Spring 2008

Women in Art in Early Modern Europe

Faculty

Nicola M. Courtright (Section 01)

Description

(Also Art and Art History 84.) This course will examine the ways in which prevailing ideas about women and gender shaped visual imagery, and how these images influenced ideas concerning women from the Renaissance to the Enlightenment. It will adopt a comparative perspective, both by identifying regional differences among European nations and tracing changes over time. In addition to considering patronage of art by women and works by women artists, we will look at the depiction of women heroes such as Judith; the portrayal of women rulers, including Elizabeth I and Marie de' Medici; and the imagery of rape. Topics emerging from these categories of art include biological theories about women; humanist defenses of women; the relationship between the exercise of political power and sexuality; differing attitudes toward women in Catholic and Protestant art; and feminine ideals of beauty Limited to 15 students. Second semester. Professor Courtright.

title is wrong

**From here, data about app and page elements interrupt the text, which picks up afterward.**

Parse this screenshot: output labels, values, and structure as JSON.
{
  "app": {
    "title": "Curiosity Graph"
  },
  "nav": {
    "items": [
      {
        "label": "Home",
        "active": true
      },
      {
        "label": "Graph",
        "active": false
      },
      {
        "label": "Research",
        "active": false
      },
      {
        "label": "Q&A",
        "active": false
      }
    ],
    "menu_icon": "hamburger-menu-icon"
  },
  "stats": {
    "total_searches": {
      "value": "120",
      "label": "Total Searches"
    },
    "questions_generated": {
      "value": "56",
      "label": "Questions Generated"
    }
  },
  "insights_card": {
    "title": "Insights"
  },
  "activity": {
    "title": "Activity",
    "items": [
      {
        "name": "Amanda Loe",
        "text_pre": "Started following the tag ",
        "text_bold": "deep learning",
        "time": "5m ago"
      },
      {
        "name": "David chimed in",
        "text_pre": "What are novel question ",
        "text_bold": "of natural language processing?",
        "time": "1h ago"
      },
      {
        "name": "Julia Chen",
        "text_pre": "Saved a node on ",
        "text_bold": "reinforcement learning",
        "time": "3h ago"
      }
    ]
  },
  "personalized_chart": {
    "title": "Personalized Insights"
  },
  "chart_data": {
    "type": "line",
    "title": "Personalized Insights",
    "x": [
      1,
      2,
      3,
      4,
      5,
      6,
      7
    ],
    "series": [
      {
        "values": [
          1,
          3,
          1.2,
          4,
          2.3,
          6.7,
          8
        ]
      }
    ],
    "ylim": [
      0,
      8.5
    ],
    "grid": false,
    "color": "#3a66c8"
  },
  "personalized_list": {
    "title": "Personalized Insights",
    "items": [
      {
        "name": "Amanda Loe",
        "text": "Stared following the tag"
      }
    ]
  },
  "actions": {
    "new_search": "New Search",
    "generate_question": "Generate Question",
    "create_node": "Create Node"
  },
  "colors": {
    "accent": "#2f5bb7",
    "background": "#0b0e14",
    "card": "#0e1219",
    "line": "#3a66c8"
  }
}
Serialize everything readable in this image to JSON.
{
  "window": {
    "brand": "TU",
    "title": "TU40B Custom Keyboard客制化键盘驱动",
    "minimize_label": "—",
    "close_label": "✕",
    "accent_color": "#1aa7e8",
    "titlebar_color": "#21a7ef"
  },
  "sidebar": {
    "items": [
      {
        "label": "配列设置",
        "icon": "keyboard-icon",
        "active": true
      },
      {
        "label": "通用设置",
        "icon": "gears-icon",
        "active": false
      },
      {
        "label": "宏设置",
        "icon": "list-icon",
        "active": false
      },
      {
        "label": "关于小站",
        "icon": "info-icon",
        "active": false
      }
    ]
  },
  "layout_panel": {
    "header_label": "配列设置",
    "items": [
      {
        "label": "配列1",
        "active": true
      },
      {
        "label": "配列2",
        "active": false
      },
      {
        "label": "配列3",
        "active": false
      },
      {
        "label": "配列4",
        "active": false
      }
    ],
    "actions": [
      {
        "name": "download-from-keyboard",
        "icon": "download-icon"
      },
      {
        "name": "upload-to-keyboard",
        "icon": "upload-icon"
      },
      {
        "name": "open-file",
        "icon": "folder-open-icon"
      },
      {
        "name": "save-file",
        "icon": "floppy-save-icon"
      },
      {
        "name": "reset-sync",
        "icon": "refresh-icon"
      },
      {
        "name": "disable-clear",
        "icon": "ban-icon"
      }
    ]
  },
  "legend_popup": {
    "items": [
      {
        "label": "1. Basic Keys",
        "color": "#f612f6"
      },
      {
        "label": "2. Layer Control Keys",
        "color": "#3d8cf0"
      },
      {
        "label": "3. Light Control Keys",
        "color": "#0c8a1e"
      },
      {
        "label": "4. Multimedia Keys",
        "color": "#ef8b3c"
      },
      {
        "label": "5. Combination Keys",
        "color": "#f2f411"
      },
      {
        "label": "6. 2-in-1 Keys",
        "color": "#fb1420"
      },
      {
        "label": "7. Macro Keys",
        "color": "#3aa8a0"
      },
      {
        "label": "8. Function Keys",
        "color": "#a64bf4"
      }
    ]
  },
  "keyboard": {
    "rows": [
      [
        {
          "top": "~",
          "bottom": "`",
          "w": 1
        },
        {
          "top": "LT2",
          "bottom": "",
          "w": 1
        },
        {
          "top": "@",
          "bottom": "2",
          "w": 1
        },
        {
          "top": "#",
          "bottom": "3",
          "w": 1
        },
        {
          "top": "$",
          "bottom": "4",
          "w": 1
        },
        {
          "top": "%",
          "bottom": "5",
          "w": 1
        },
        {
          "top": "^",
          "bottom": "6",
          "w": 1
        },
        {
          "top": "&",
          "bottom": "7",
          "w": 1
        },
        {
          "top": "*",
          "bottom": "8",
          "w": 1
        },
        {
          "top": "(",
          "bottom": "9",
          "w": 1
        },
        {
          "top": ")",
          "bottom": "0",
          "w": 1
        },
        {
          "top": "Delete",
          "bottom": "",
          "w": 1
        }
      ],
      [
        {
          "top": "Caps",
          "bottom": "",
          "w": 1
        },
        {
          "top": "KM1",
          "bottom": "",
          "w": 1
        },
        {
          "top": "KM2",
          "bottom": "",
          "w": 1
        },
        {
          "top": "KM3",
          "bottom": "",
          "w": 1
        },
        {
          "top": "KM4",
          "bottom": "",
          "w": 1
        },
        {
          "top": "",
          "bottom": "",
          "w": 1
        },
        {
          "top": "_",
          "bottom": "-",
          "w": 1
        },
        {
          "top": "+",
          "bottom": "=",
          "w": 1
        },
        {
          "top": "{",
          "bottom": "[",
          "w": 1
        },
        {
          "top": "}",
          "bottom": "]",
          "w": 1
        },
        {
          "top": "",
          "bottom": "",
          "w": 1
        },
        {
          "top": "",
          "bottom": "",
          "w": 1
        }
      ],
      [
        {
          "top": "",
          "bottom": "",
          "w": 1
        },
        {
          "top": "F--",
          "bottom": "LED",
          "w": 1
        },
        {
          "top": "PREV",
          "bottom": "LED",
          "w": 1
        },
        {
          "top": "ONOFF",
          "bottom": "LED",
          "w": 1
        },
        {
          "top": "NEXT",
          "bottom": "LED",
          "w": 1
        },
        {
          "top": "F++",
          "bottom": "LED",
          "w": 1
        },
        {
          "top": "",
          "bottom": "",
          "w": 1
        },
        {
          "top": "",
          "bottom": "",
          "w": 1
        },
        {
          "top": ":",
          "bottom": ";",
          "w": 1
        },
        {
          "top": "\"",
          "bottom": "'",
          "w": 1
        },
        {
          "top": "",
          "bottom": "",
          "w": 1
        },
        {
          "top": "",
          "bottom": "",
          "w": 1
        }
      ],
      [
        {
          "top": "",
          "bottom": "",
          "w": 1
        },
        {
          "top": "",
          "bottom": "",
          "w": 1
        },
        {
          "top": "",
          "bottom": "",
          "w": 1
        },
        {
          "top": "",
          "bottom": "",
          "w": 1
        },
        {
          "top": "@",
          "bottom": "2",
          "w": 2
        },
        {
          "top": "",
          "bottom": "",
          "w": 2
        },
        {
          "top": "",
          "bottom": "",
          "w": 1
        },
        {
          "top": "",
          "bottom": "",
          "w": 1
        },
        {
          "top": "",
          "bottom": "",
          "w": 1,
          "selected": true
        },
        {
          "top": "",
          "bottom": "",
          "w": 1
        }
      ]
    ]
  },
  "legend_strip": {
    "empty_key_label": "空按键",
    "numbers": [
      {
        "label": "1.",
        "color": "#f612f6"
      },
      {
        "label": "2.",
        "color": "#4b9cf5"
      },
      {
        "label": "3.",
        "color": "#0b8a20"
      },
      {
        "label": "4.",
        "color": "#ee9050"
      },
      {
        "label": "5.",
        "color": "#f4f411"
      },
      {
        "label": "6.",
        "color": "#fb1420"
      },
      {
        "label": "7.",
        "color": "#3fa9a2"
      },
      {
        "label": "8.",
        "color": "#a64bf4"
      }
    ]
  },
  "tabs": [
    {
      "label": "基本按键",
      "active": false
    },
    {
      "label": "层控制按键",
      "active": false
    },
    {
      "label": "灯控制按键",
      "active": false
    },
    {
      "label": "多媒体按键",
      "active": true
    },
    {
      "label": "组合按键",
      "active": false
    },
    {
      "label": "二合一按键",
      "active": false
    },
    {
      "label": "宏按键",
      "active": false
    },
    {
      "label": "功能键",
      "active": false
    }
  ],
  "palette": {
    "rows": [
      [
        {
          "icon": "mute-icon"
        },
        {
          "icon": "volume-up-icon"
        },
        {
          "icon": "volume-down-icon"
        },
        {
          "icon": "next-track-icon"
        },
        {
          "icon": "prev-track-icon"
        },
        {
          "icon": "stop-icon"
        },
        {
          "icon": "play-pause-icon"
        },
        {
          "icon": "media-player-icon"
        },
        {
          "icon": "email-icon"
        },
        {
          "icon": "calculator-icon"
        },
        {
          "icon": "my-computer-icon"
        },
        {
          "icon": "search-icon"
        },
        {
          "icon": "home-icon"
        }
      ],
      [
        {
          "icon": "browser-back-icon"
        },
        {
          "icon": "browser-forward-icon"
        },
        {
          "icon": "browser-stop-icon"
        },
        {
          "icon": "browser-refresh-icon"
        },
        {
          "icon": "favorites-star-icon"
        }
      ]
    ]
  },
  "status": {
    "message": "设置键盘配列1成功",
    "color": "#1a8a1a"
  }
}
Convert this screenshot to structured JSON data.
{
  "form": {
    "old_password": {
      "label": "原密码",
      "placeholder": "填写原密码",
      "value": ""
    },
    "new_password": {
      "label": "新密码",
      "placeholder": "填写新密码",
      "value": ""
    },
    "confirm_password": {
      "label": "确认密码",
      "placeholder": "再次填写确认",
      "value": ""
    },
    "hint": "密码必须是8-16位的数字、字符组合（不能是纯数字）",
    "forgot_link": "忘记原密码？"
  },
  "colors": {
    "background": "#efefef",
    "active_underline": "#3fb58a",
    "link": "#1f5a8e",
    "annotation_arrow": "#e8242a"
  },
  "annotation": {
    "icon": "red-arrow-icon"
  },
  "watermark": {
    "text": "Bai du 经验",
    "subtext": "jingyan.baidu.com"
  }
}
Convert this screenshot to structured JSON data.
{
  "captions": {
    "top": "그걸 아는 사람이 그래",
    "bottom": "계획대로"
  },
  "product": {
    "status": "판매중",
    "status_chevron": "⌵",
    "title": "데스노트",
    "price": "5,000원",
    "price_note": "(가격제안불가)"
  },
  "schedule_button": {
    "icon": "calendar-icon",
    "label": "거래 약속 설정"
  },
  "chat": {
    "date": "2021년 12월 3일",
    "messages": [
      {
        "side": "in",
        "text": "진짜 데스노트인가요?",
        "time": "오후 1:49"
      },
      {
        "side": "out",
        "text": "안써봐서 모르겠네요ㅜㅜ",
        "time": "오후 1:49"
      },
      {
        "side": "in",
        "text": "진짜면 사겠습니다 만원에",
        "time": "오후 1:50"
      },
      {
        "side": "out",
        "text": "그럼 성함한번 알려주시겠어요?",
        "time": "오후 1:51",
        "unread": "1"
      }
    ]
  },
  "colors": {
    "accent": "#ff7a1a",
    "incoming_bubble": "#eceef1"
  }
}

Somehow the system got the title of my class wrong:  it's "Women and Art in Early Modern Europe."